*TASK STATEMENT:*
All of the entries are to be written out again verbatim.

*SUPPLIED INFORMATION:*

##########

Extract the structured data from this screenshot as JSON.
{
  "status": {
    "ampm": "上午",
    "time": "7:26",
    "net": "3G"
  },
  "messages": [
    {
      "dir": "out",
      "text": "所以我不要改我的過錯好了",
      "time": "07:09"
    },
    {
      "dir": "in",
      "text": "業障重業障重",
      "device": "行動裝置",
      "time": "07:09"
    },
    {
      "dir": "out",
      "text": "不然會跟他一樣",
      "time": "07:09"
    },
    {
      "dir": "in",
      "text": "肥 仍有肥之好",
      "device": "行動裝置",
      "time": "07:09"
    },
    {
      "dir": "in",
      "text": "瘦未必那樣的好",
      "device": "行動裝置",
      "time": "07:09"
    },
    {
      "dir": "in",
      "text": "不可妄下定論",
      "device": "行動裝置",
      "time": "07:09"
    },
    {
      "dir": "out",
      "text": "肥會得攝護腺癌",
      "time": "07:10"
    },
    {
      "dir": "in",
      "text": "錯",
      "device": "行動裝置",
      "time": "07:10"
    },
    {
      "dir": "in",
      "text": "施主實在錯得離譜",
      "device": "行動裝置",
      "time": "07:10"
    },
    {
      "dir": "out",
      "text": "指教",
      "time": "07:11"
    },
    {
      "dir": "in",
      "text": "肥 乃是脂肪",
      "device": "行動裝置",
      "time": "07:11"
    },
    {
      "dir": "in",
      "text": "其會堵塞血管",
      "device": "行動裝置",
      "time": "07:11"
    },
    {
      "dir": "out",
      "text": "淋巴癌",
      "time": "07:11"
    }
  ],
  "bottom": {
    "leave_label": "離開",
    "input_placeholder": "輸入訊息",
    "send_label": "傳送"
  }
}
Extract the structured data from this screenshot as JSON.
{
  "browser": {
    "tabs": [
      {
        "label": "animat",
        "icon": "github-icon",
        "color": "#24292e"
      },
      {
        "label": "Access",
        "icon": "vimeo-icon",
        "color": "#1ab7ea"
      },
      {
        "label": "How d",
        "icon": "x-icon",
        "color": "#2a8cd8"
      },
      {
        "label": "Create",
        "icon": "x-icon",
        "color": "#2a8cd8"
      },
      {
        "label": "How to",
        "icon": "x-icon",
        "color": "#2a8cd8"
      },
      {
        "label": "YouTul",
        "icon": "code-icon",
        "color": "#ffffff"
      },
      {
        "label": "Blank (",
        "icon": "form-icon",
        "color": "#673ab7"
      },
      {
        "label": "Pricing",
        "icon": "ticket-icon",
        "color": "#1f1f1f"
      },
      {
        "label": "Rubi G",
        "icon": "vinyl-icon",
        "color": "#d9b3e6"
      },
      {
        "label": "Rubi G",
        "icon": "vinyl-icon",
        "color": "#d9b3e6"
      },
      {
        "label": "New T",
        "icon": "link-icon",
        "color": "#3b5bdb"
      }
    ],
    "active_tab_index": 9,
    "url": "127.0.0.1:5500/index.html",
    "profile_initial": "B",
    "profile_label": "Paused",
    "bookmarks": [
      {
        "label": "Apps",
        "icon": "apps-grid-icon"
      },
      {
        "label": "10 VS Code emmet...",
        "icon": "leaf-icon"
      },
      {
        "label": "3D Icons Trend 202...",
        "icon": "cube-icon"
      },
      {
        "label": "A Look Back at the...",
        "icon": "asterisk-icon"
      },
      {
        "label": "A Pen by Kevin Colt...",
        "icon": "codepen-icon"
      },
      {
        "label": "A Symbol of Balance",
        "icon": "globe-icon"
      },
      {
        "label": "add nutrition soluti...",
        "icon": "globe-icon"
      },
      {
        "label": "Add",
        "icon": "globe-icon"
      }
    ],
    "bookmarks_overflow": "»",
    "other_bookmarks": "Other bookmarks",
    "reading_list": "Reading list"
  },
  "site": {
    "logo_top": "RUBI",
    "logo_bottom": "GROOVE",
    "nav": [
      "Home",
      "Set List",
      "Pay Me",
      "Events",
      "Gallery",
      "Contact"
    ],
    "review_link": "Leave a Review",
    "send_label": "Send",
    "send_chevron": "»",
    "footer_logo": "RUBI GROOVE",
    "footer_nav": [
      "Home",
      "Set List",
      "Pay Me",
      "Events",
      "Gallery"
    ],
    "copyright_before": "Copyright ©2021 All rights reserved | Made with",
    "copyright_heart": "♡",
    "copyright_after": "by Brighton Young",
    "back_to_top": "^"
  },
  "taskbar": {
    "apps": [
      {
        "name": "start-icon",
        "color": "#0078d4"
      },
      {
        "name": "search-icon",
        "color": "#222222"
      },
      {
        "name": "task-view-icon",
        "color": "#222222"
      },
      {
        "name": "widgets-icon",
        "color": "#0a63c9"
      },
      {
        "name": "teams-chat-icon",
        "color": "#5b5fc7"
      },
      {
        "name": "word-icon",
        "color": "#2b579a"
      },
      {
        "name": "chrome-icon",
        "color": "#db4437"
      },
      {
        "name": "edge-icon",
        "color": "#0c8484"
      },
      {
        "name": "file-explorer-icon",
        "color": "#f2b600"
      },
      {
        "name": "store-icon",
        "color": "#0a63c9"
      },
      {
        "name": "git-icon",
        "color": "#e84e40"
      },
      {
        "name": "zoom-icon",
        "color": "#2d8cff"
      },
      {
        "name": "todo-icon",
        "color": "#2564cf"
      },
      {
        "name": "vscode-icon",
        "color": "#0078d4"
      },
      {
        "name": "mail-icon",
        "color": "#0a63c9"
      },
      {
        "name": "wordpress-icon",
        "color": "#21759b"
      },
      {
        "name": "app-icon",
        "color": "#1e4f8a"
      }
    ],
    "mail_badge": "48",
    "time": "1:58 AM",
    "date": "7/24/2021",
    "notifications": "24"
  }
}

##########

*RESPONSE:*
Extract the structured data from this screenshot as JSON.
{
  "status": {
    "ampm": "上午",
    "time": "7:26",
    "net": "3G"
  },
  "messages": [
    {
      "dir": "out",
      "text": "所以我不要改我的過錯好了",
      "time": "07:09"
    },
    {
      "dir": "in",
      "text": "業障重業障重",
      "device": "行動裝置",
      "time": "07:09"
    },
    {
      "dir": "out",
      "text": "不然會跟他一樣",
      "time": "07:09"
    },
    {
      "dir": "in",
      "text": "肥 仍有肥之好",
      "device": "行動裝置",
      "time": "07:09"
    },
    {
      "dir": "in",
      "text": "瘦未必那樣的好",
      "device": "行動裝置",
      "time": "07:09"
    },
    {
      "dir": "in",
      "text": "不可妄下定論",
      "device": "行動裝置",
      "time": "07:09"
    },
    {
      "dir": "out",
      "text": "肥會得攝護腺癌",
      "time": "07:10"
    },
    {
      "dir": "in",
      "text": "錯",
      "device": "行動裝置",
      "time": "07:10"
    },
    {
      "dir": "in",
      "text": "施主實在錯得離譜",
      "device": "行動裝置",
      "time": "07:10"
    },
    {
      "dir": "out",
      "text": "指教",
      "time": "07:11"
    },
    {
      "dir": "in",
      "text": "肥 乃是脂肪",
      "device": "行動裝置",
      "time": "07:11"
    },
    {
      "dir": "in",
      "text": "其會堵塞血管",
      "device": "行動裝置",
      "time": "07:11"
    },
    {
      "dir": "out",
      "text": "淋巴癌",
      "time": "07:11"
    }
  ],
  "bottom": {
    "leave_label": "離開",
    "input_placeholder": "輸入訊息",
    "send_label": "傳送"
  }
}
Extract the structured data from this screenshot as JSON.
{
  "browser": {
    "tabs": [
      {
        "label": "animat",
        "icon": "github-icon",
        "color": "#24292e"
      },
      {
        "label": "Access",
        "icon": "vimeo-icon",
        "color": "#1ab7ea"
      },
      {
        "label": "How d",
        "icon": "x-icon",
        "color": "#2a8cd8"
      },
      {
        "label": "Create",
        "icon": "x-icon",
        "color": "#2a8cd8"
      },
      {
        "label": "How to",
        "icon": "x-icon",
        "color": "#2a8cd8"
      },
      {
        "label": "YouTul",
        "icon": "code-icon",
        "color": "#ffffff"
      },
      {
        "label": "Blank (",
        "icon": "form-icon",
        "color": "#673ab7"
      },
      {
        "label": "Pricing",
        "icon": "ticket-icon",
        "color": "#1f1f1f"
      },
      {
        "label": "Rubi G",
        "icon": "vinyl-icon",
        "color": "#d9b3e6"
      },
      {
        "label": "Rubi G",
        "icon": "vinyl-icon",
        "color": "#d9b3e6"
      },
      {
        "label": "New T",
        "icon": "link-icon",
        "color": "#3b5bdb"
      }
    ],
    "active_tab_index": 9,
    "url": "127.0.0.1:5500/index.html",
    "profile_initial": "B",
    "profile_label": "Paused",
    "bookmarks": [
      {
        "label": "Apps",
        "icon": "apps-grid-icon"
      },
      {
        "label": "10 VS Code emmet...",
        "icon": "leaf-icon"
      },
      {
        "label": "3D Icons Trend 202...",
        "icon": "cube-icon"
      },
      {
        "label": "A Look Back at the...",
        "icon": "asterisk-icon"
      },
      {
        "label": "A Pen by Kevin Colt...",
        "icon": "codepen-icon"
      },
      {
        "label": "A Symbol of Balance",
        "icon": "globe-icon"
      },
      {
        "label": "add nutrition soluti...",
        "icon": "globe-icon"
      },
      {
        "label": "Add",
        "icon": "globe-icon"
      }
    ],
    "bookmarks_overflow": "»",
    "other_bookmarks": "Other bookmarks",
    "reading_list": "Reading list"
  },
  "site": {
    "logo_top": "RUBI",
    "logo_bottom": "GROOVE",
    "nav": [
      "Home",
      "Set List",
      "Pay Me",
      "Events",
      "Gallery",
      "Contact"
    ],
    "review_link": "Leave a Review",
    "send_label": "Send",
    "send_chevron": "»",
    "footer_logo": "RUBI GROOVE",
    "footer_nav": [
      "Home",
      "Set List",
      "Pay Me",
      "Events",
      "Gallery"
    ],
    "copyright_before": "Copyright ©2021 All rights reserved | Made with",
    "copyright_heart": "♡",
    "copyright_after": "by Brighton Young",
    "back_to_top": "^"
  },
  "taskbar": {
    "apps": [
      {
        "name": "start-icon",
        "color": "#0078d4"
      },
      {
        "name": "search-icon",
        "color": "#222222"
      },
      {
        "name": "task-view-icon",
        "color": "#222222"
      },
      {
        "name": "widgets-icon",
        "color": "#0a63c9"
      },
      {
        "name": "teams-chat-icon",
        "color": "#5b5fc7"
      },
      {
        "name": "word-icon",
        "color": "#2b579a"
      },
      {
        "name": "chrome-icon",
        "color": "#db4437"
      },
      {
        "name": "edge-icon",
        "color": "#0c8484"
      },
      {
        "name": "file-explorer-icon",
        "color": "#f2b600"
      },
      {
        "name": "store-icon",
        "color": "#0a63c9"
      },
      {
        "name": "git-icon",
        "color": "#e84e40"
      },
      {
        "name": "zoom-icon",
        "color": "#2d8cff"
      },
      {
        "name": "todo-icon",
        "color": "#2564cf"
      },
      {
        "name": "vscode-icon",
        "color": "#0078d4"
      },
      {
        "name": "mail-icon",
        "color": "#0a63c9"
      },
      {
        "name": "wordpress-icon",
        "color": "#21759b"
      },
      {
        "name": "app-icon",
        "color": "#1e4f8a"
      }
    ],
    "mail_badge": "48",
    "time": "1:58 AM",
    "date": "7/24/2021",
    "notifications": "24"
  }
}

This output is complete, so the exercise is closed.